Entries taken from a collection
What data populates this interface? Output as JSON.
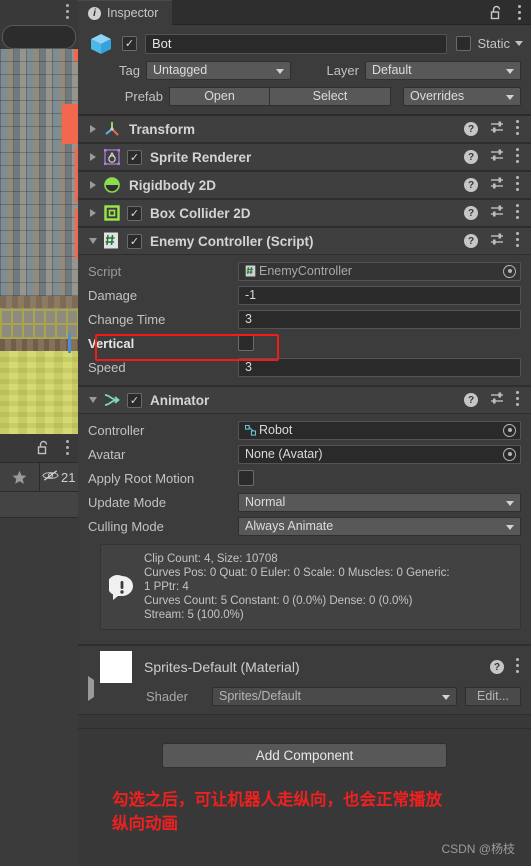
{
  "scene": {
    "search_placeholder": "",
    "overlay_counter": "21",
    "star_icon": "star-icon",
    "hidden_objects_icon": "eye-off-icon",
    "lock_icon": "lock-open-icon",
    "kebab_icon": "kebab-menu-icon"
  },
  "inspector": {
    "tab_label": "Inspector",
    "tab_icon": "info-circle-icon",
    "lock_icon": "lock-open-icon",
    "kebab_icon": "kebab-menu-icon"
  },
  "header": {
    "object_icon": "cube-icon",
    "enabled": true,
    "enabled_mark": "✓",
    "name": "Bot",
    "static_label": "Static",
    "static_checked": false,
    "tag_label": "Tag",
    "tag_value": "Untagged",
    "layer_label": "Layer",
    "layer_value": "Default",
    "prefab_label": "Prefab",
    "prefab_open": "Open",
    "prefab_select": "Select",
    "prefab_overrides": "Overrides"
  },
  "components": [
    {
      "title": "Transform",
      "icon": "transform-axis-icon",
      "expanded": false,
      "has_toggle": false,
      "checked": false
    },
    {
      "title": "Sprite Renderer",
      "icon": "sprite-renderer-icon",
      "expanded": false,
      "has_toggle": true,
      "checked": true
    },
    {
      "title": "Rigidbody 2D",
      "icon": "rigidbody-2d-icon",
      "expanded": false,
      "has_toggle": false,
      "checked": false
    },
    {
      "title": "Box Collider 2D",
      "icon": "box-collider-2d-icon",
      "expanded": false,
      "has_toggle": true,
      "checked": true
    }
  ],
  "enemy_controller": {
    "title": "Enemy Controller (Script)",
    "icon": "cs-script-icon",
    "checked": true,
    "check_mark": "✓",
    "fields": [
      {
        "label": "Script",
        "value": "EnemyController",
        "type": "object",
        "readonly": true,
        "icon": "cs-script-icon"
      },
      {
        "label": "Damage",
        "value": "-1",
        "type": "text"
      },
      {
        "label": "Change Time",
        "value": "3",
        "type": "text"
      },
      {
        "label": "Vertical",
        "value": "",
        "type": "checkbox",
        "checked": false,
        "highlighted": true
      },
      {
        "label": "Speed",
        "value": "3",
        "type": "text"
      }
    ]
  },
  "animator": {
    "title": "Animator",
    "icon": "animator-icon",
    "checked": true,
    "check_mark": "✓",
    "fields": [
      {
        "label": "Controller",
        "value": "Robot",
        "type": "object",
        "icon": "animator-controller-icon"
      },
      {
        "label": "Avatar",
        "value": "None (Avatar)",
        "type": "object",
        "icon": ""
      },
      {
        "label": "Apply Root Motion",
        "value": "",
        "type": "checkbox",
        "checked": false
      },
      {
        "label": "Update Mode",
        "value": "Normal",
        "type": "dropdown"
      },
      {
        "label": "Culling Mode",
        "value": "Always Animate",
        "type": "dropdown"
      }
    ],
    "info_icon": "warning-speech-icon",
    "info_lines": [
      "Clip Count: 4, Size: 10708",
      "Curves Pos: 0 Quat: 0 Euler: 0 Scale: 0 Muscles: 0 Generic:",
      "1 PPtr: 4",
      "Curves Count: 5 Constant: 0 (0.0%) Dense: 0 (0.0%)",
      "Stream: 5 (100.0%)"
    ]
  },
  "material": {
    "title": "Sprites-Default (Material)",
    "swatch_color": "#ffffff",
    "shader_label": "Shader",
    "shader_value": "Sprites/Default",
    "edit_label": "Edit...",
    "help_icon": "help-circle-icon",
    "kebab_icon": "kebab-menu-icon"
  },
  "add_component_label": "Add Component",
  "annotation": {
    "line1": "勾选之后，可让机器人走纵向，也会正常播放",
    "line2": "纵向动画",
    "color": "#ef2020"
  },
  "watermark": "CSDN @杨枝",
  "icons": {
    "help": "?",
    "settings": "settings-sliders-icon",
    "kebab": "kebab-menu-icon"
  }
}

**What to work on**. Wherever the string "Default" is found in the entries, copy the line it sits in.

**Result for this exercise**.
    "layer_value": "Default",
    "title": "Sprites-Default (Material)",
    "shader_value": "Sprites/Default",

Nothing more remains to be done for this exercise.